TD is insidious and easy to miss. Patients often deny it even when it’s clearly visible to others. Regular testing with the Abnormal Involuntary Movement Scale (AIMS) is the best way to catch it early, and early intervention is the best way to keep this neurotoxic side effect from turning into a permanent, refractory state.
1. Carbon M, Kane JM, Leucht S, et al. Tardive dyskinesia risk with first- and second-generation antipsychotics in comparative randomized controlled trials: a meta-analysis. World Psychiatry. 2018;17:330-340.
2. O'Brien A. Comparing the risk of tardive dyskinesia in older adults with first-generation and second-generation antipsychotics: a systematic review and meta-analysis. Int J Geriatr Psychiatry. 2016;31:683-693.
3. Kane JM. Tardive dyskinesia in affective disorders. J Clin Psychiatry. 1999;60(Suppl 5):43-47.
4. Correll CU, Kane JM, Citrome LL. Epidemiology, prevention, and assessment of tardive dyskinesia and advances in treatment. J Clin Psychiatry. 2017;78:1136-1147.
5. Yatham LN, Beaulieu S, Schaffer A, et al. Optimal duration of risperidone or olanzapine adjunctive therapy to mood stabilizer following remission of a manic episode: A CANMAT randomized double-blind trial. Mol Psychiatry. 2016;21:1050-1056.
6. Citrome L. Clinical management of tardive dyskinesia: Five steps to success. J Neurol Sci. 2017;383:199-204.

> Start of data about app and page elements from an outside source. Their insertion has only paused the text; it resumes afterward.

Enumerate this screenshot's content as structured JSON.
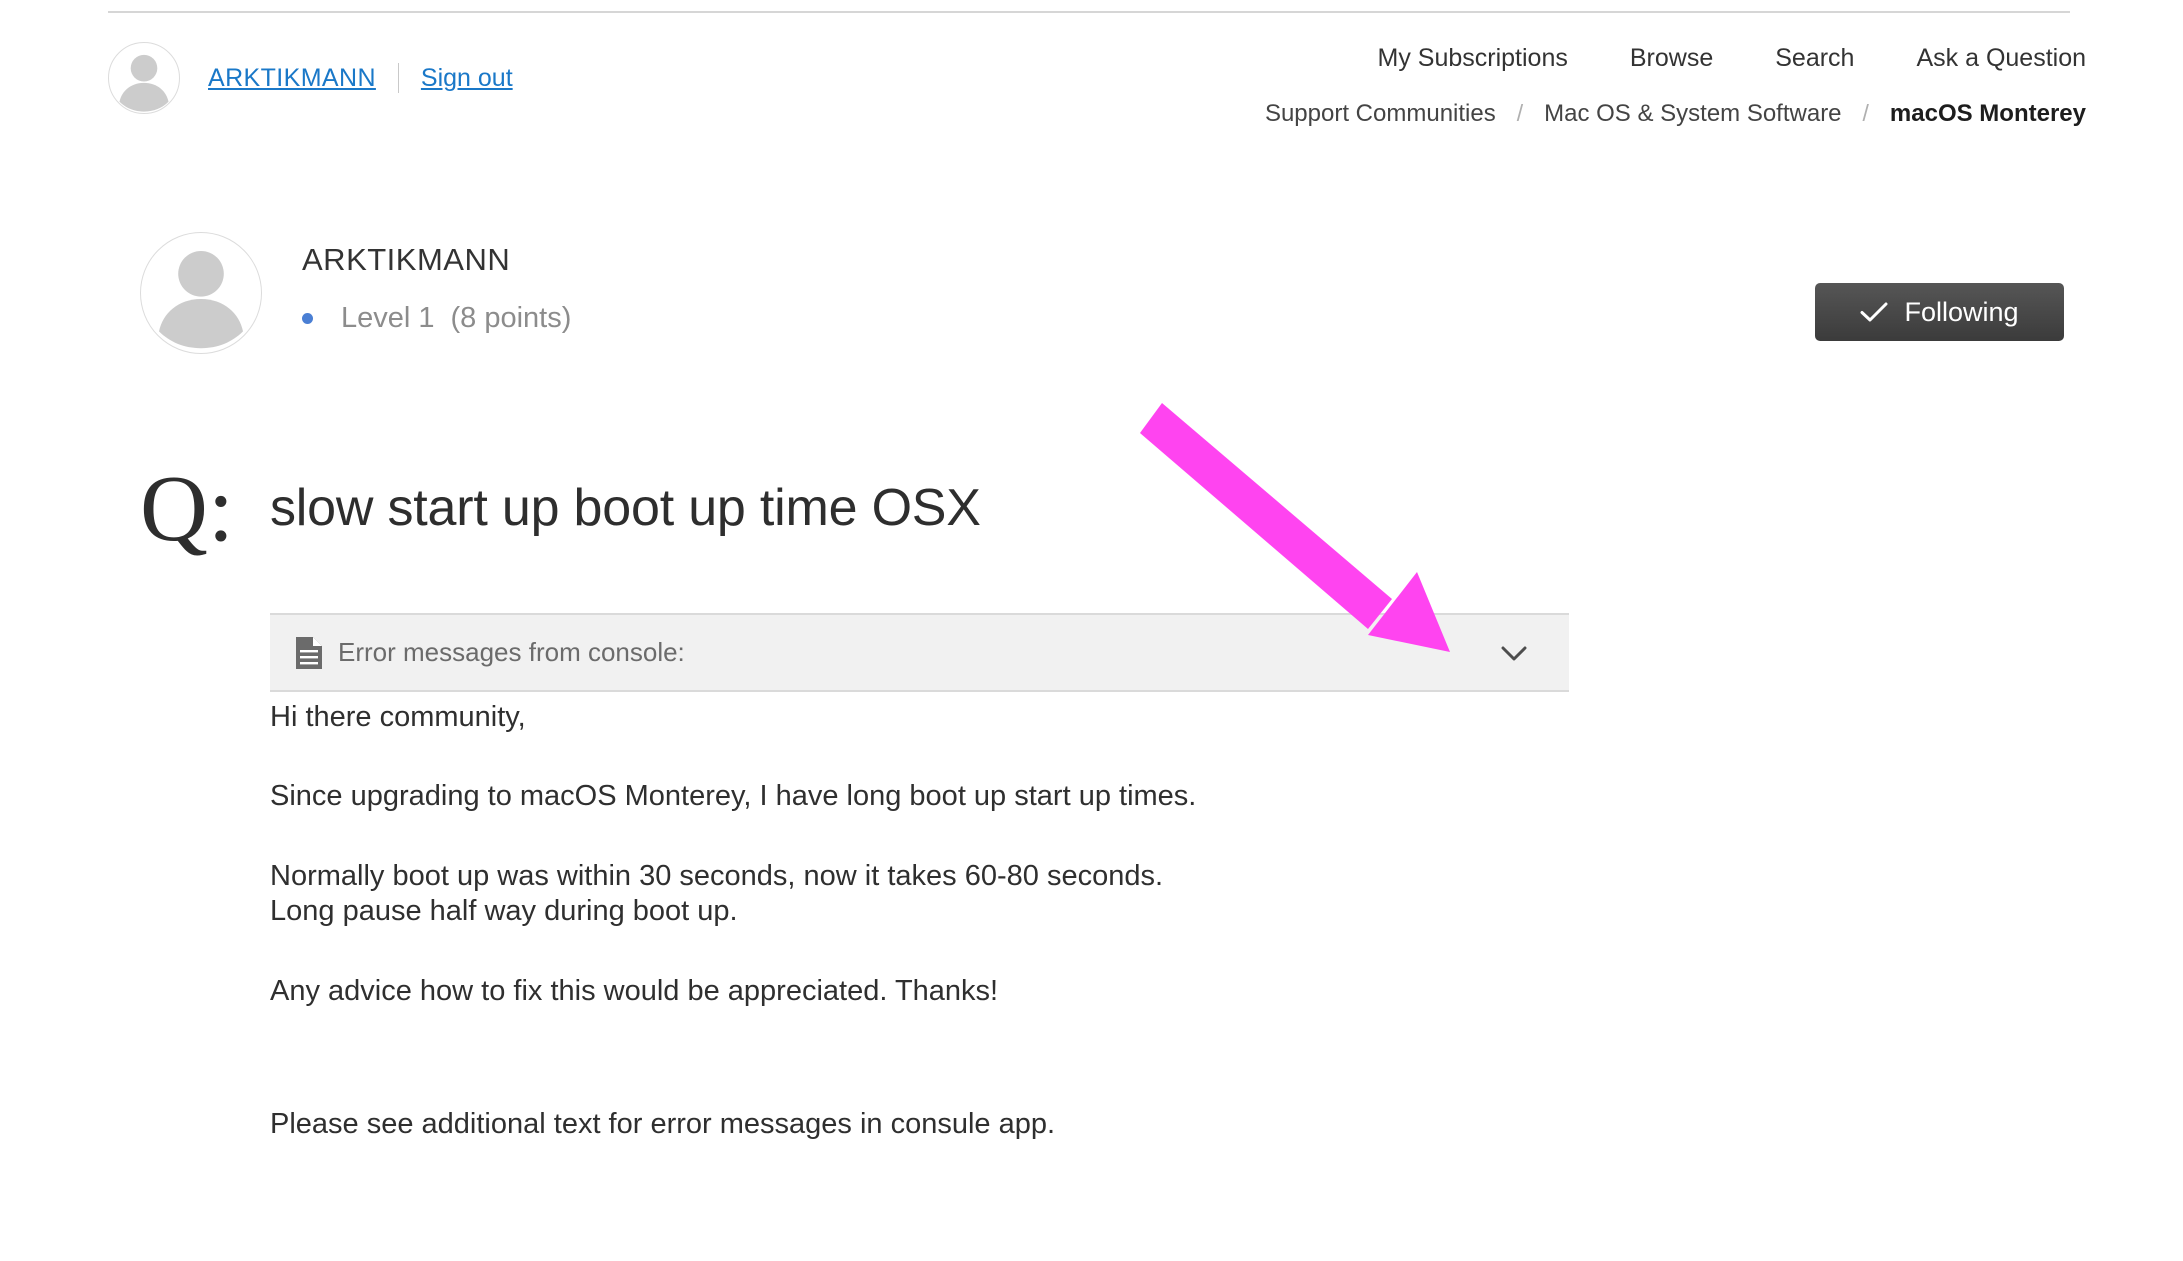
{
  "colors": {
    "link_blue": "#1a78c8",
    "annotation_magenta": "#ff44f0",
    "button_dark": "#3b3b3b",
    "level_bullet_blue": "#4a7fd4",
    "attachment_bar_bg": "#f1f1f1"
  },
  "header": {
    "avatar_icon": "person-avatar-icon",
    "username": "ARKTIKMANN",
    "sign_out": "Sign out",
    "nav": [
      "My Subscriptions",
      "Browse",
      "Search",
      "Ask a Question"
    ],
    "breadcrumb": {
      "separator": "/",
      "items": [
        "Support Communities",
        "Mac OS & System Software",
        "macOS Monterey"
      ],
      "current": "macOS Monterey"
    }
  },
  "profile": {
    "avatar_icon": "person-avatar-icon",
    "name": "ARKTIKMANN",
    "level": "Level 1",
    "points": "(8 points)"
  },
  "follow": {
    "label": "Following",
    "icon": "check-icon"
  },
  "question": {
    "prefix": "Q:",
    "title": "slow start up boot up time OSX"
  },
  "attachment": {
    "icon": "document-icon",
    "label": "Error messages from console:",
    "chevron": "chevron-down-icon"
  },
  "post": {
    "paragraphs": [
      "Hi there community,",
      "Since upgrading to macOS Monterey, I have long boot up start up times.",
      "Normally boot up was within 30 seconds, now it takes 60-80 seconds.",
      "Long pause half way during boot up.",
      "Any advice how to fix this would be appreciated. Thanks!",
      "Please see additional text for error messages in consule app."
    ]
  },
  "annotation": {
    "type": "arrow",
    "color": "#ff44f0",
    "points_to": "attachment-chevron"
  }
}
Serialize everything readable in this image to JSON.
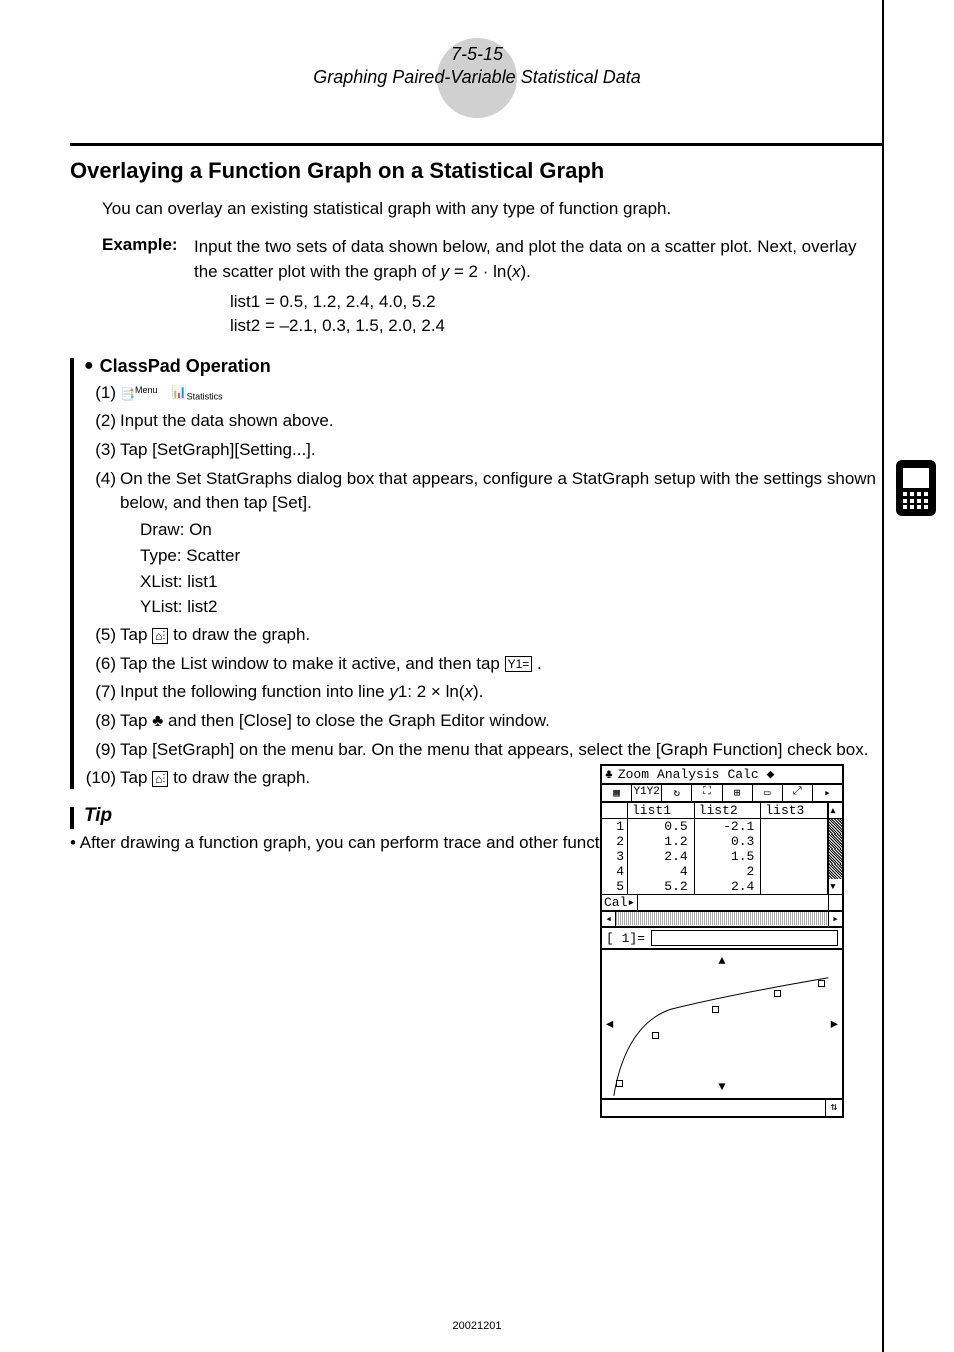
{
  "header": {
    "num": "7-5-15",
    "title": "Graphing Paired-Variable Statistical Data"
  },
  "h2": "Overlaying a Function Graph on a Statistical Graph",
  "intro": "You can overlay an existing statistical graph with any type of function graph.",
  "example": {
    "label": "Example:",
    "line1": "Input the two sets of data shown below, and plot the data on a scatter plot. Next, overlay the scatter plot with the graph of ",
    "func_prefix": "y",
    "func_mid": " = 2 · ln(",
    "func_var": "x",
    "func_suffix": ")."
  },
  "lists": {
    "l1": "list1 = 0.5,  1.2,  2.4,  4.0,  5.2",
    "l2": "list2 = –2.1,  0.3,  1.5,  2.0,  2.4"
  },
  "op_title": "ClassPad Operation",
  "menu_label": "Menu",
  "stats_label": "Statistics",
  "steps": {
    "s1_num": "(1)",
    "s2_num": "(2)",
    "s2": "Input the data shown above.",
    "s3_num": "(3)",
    "s3": "Tap [SetGraph][Setting...].",
    "s4_num": "(4)",
    "s4": "On the Set StatGraphs dialog box that appears, configure a StatGraph setup with the settings shown below, and then tap [Set].",
    "s5_num": "(5)",
    "s5a": "Tap ",
    "s5b": " to draw the graph.",
    "s6_num": "(6)",
    "s6a": "Tap the List window to make it active, and then tap ",
    "s6b": ".",
    "s7_num": "(7)",
    "s7a": "Input the following function into line ",
    "s7y": "y",
    "s7b": "1: 2 × ln(",
    "s7x": "x",
    "s7c": ").",
    "s8_num": "(8)",
    "s8a": "Tap ",
    "s8b": " and then [Close] to close the Graph Editor window.",
    "s9_num": "(9)",
    "s9": "Tap [SetGraph] on the menu bar. On the menu that appears, select the [Graph Function] check box.",
    "s10_num": "(10)",
    "s10a": "Tap ",
    "s10b": " to draw the graph."
  },
  "settings": {
    "draw": "Draw: On",
    "type": "Type: Scatter",
    "xlist": "XList: list1",
    "ylist": "YList: list2"
  },
  "tip": {
    "title": "Tip",
    "body": "After drawing a function graph, you can perform trace and other functions."
  },
  "footer_id": "20021201",
  "calc": {
    "menu": {
      "zoom": "Zoom",
      "analysis": "Analysis",
      "calc": "Calc"
    },
    "listhdr": {
      "l1": "list1",
      "l2": "list2",
      "l3": "list3"
    },
    "rows": [
      {
        "n": "1",
        "a": "0.5",
        "b": "-2.1"
      },
      {
        "n": "2",
        "a": "1.2",
        "b": "0.3"
      },
      {
        "n": "3",
        "a": "2.4",
        "b": "1.5"
      },
      {
        "n": "4",
        "a": "4",
        "b": "2"
      },
      {
        "n": "5",
        "a": "5.2",
        "b": "2.4"
      }
    ],
    "cal_label": "Cal▸",
    "input_label": "[ 1]=",
    "toolbar_icons": [
      "▦",
      "Y1Y2",
      "↻",
      "⛶",
      "⊞",
      "▭",
      "⤢",
      "▸"
    ]
  }
}
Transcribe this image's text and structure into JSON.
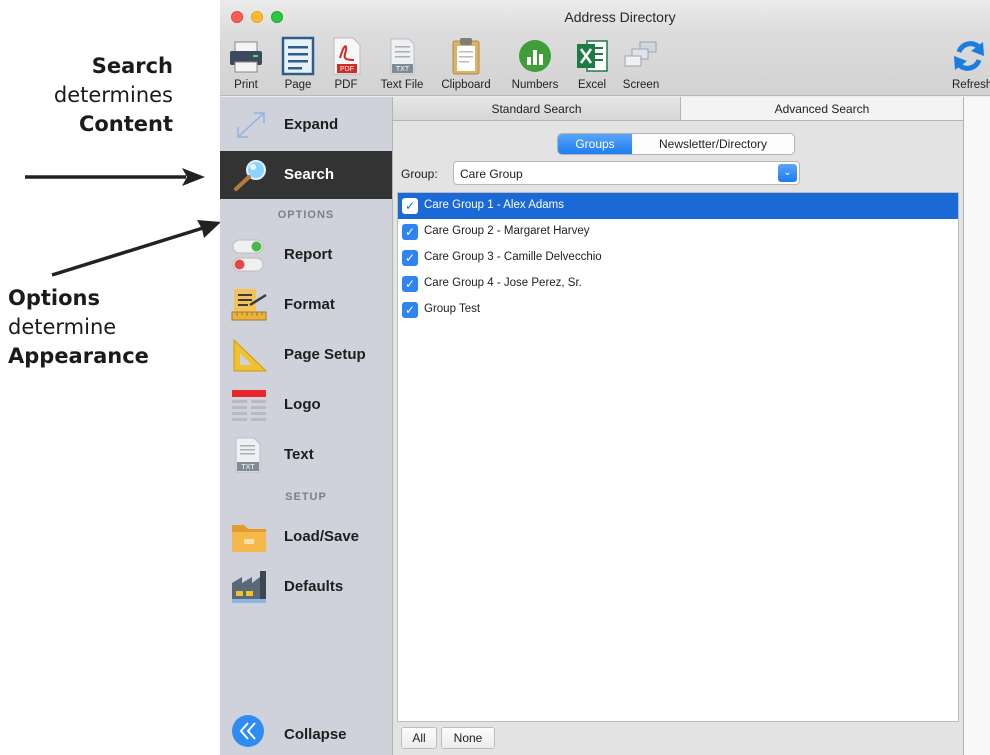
{
  "annotations": {
    "search_line1": "Search",
    "search_line2": "determines",
    "search_line3": "Content",
    "options_line1": "Options",
    "options_line2": "determine",
    "options_line3": "Appearance"
  },
  "window": {
    "title": "Address Directory"
  },
  "toolbar": {
    "print": "Print",
    "page": "Page",
    "pdf": "PDF",
    "textfile": "Text File",
    "clipboard": "Clipboard",
    "numbers": "Numbers",
    "excel": "Excel",
    "screen": "Screen",
    "refresh": "Refresh",
    "pdf_badge": "PDF",
    "txt_badge": "TXT"
  },
  "sidebar": {
    "expand": "Expand",
    "search": "Search",
    "options_header": "OPTIONS",
    "report": "Report",
    "format": "Format",
    "page_setup": "Page Setup",
    "logo": "Logo",
    "text": "Text",
    "text_badge": "TXT",
    "setup_header": "SETUP",
    "load_save": "Load/Save",
    "defaults": "Defaults",
    "collapse": "Collapse"
  },
  "tabs": {
    "standard": "Standard Search",
    "advanced": "Advanced Search"
  },
  "segment": {
    "groups": "Groups",
    "newsletter": "Newsletter/Directory"
  },
  "group_select": {
    "label": "Group:",
    "value": "Care Group"
  },
  "list": {
    "items": [
      {
        "label": "Care Group 1 - Alex Adams",
        "checked": true,
        "selected": true
      },
      {
        "label": "Care Group 2 - Margaret Harvey",
        "checked": true,
        "selected": false
      },
      {
        "label": "Care Group 3 - Camille Delvecchio",
        "checked": true,
        "selected": false
      },
      {
        "label": "Care Group 4 - Jose Perez, Sr.",
        "checked": true,
        "selected": false
      },
      {
        "label": "Group Test",
        "checked": true,
        "selected": false
      }
    ]
  },
  "buttons": {
    "all": "All",
    "none": "None"
  },
  "colors": {
    "accent_blue": "#1e7cf2",
    "selection_blue": "#1a69d6",
    "sidebar_bg": "#cfd2db",
    "sidebar_active": "#333333"
  }
}
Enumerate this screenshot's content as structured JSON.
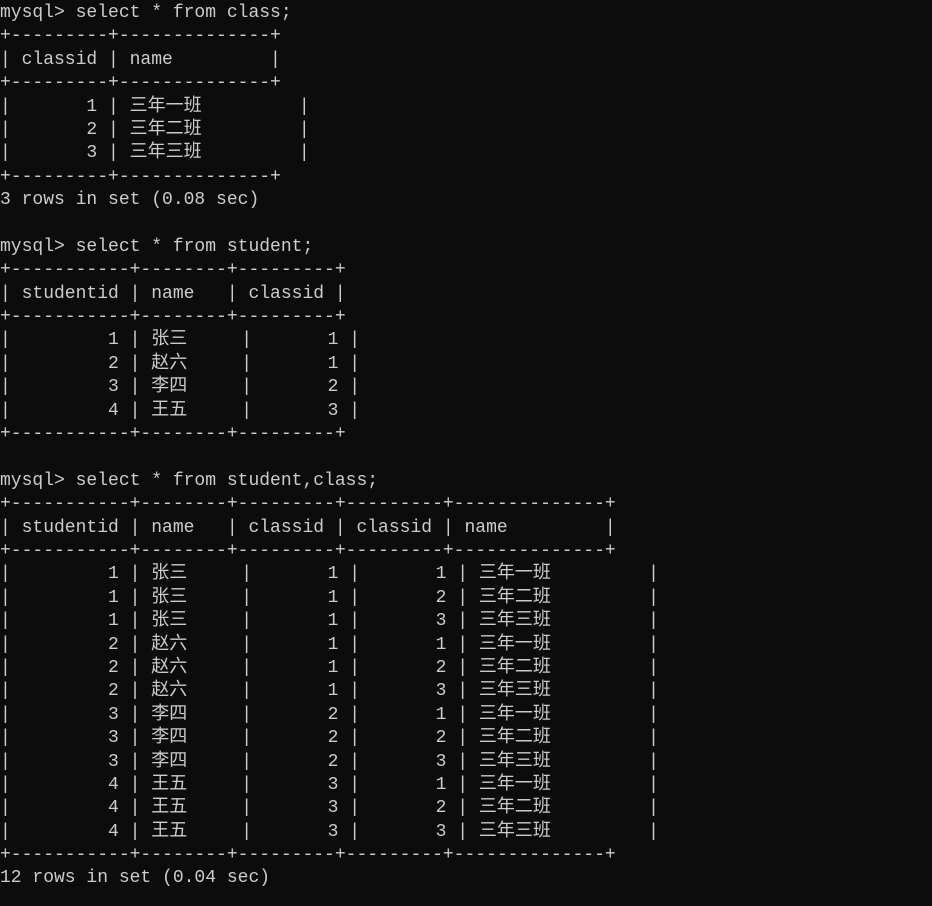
{
  "query1": {
    "prompt": "mysql>",
    "command": "select * from class;",
    "border_top": "+---------+----------+",
    "header": {
      "c1": "classid",
      "c2": "name"
    },
    "border_mid": "+---------+----------+",
    "rows": [
      {
        "c1": "1",
        "c2": "三年一班"
      },
      {
        "c1": "2",
        "c2": "三年二班"
      },
      {
        "c1": "3",
        "c2": "三年三班"
      }
    ],
    "border_bot": "+---------+----------+",
    "footer": "3 rows in set (0.08 sec)"
  },
  "query2": {
    "prompt": "mysql>",
    "command": "select * from student;",
    "border_top": "+-----------+------+---------+",
    "header": {
      "c1": "studentid",
      "c2": "name",
      "c3": "classid"
    },
    "border_mid": "+-----------+------+---------+",
    "rows": [
      {
        "c1": "1",
        "c2": "张三",
        "c3": "1"
      },
      {
        "c1": "2",
        "c2": "赵六",
        "c3": "1"
      },
      {
        "c1": "3",
        "c2": "李四",
        "c3": "2"
      },
      {
        "c1": "4",
        "c2": "王五",
        "c3": "3"
      }
    ],
    "border_bot": "+-----------+------+---------+"
  },
  "query3": {
    "prompt": "mysql>",
    "command": "select * from student,class;",
    "border_top": "+-----------+------+---------+---------+----------+",
    "header": {
      "c1": "studentid",
      "c2": "name",
      "c3": "classid",
      "c4": "classid",
      "c5": "name"
    },
    "border_mid": "+-----------+------+---------+---------+----------+",
    "rows": [
      {
        "c1": "1",
        "c2": "张三",
        "c3": "1",
        "c4": "1",
        "c5": "三年一班"
      },
      {
        "c1": "1",
        "c2": "张三",
        "c3": "1",
        "c4": "2",
        "c5": "三年二班"
      },
      {
        "c1": "1",
        "c2": "张三",
        "c3": "1",
        "c4": "3",
        "c5": "三年三班"
      },
      {
        "c1": "2",
        "c2": "赵六",
        "c3": "1",
        "c4": "1",
        "c5": "三年一班"
      },
      {
        "c1": "2",
        "c2": "赵六",
        "c3": "1",
        "c4": "2",
        "c5": "三年二班"
      },
      {
        "c1": "2",
        "c2": "赵六",
        "c3": "1",
        "c4": "3",
        "c5": "三年三班"
      },
      {
        "c1": "3",
        "c2": "李四",
        "c3": "2",
        "c4": "1",
        "c5": "三年一班"
      },
      {
        "c1": "3",
        "c2": "李四",
        "c3": "2",
        "c4": "2",
        "c5": "三年二班"
      },
      {
        "c1": "3",
        "c2": "李四",
        "c3": "2",
        "c4": "3",
        "c5": "三年三班"
      },
      {
        "c1": "4",
        "c2": "王五",
        "c3": "3",
        "c4": "1",
        "c5": "三年一班"
      },
      {
        "c1": "4",
        "c2": "王五",
        "c3": "3",
        "c4": "2",
        "c5": "三年二班"
      },
      {
        "c1": "4",
        "c2": "王五",
        "c3": "3",
        "c4": "3",
        "c5": "三年三班"
      }
    ],
    "border_bot": "+-----------+------+---------+---------+----------+",
    "footer": "12 rows in set (0.04 sec)"
  }
}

7. Lin CC and Ondo WG. Non-VMAT2 inhibitor treatments for the treatment of tardive dyskinesia. J Neurol Sci. 2018;389:48-54.
8. Graham KA, Gu H, Lieberman JA, et al. Double-blind, placebo-controlled investigation of amantadine for weight loss in subjects who gained weight with olanzapine. Am J Psychiatry. 2005;162:1744-1766.
9. Carbon M, Kane JM, Leucht S, et al. Tardive dyskinesia risk with first- and second-generation antipsychotics in comparative randomized controlled trials: a meta-analysis. World Psychiatry. 2018;17:330-340.